» Work task
Check each line of the entries for "after" and report the ones that have it.

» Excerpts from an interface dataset
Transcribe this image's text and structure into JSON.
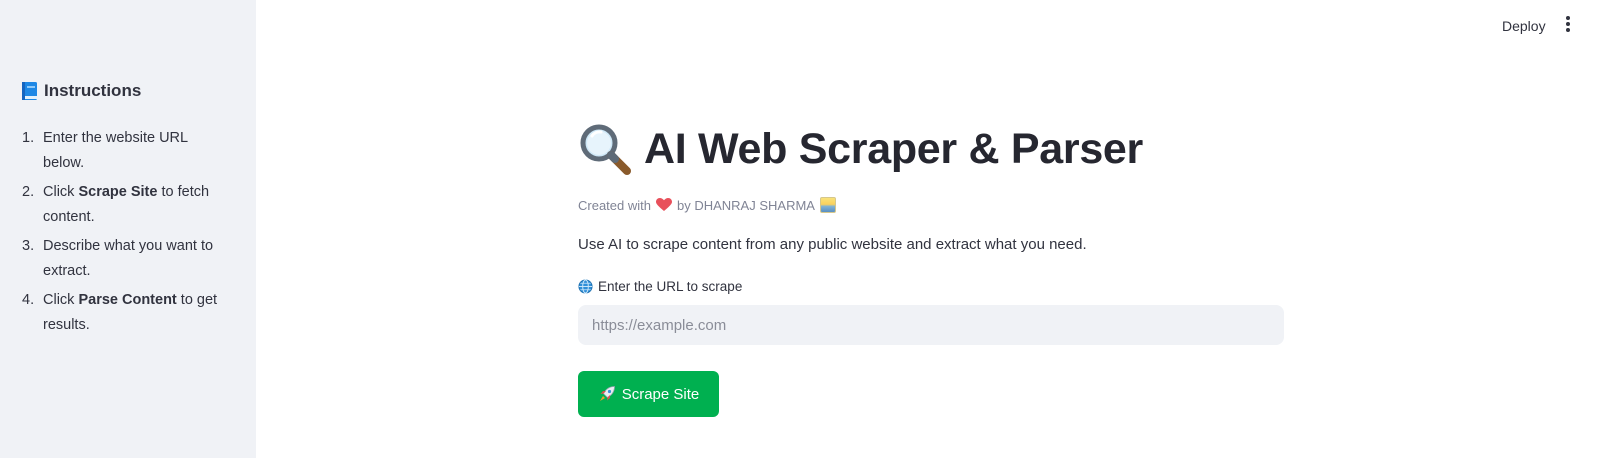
{
  "header": {
    "deploy_label": "Deploy",
    "menu_icon": "vertical-ellipsis-icon"
  },
  "sidebar": {
    "title": "Instructions",
    "title_icon": "blue-book-icon",
    "steps": [
      {
        "num": "1.",
        "before": "Enter the website URL below.",
        "bold": "",
        "after": ""
      },
      {
        "num": "2.",
        "before": "Click ",
        "bold": "Scrape Site",
        "after": " to fetch content."
      },
      {
        "num": "3.",
        "before": "Describe what you want to extract.",
        "bold": "",
        "after": ""
      },
      {
        "num": "4.",
        "before": "Click ",
        "bold": "Parse Content",
        "after": " to get results."
      }
    ]
  },
  "main": {
    "title": "AI Web Scraper & Parser",
    "title_icon": "magnifying-glass-icon",
    "credit_prefix": "Created with",
    "credit_suffix": "by DHANRAJ SHARMA",
    "description": "Use AI to scrape content from any public website and extract what you need.",
    "url_label": "Enter the URL to scrape",
    "url_placeholder": "https://example.com",
    "url_value": "",
    "scrape_button_label": "Scrape Site"
  },
  "colors": {
    "sidebar_bg": "#f0f2f6",
    "primary_button": "#00b050",
    "text": "#31333f",
    "muted_text": "#808495"
  }
}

» The answer
        "after": ""
        "after": " to fetch content."
        "after": ""
        "after": " to get results."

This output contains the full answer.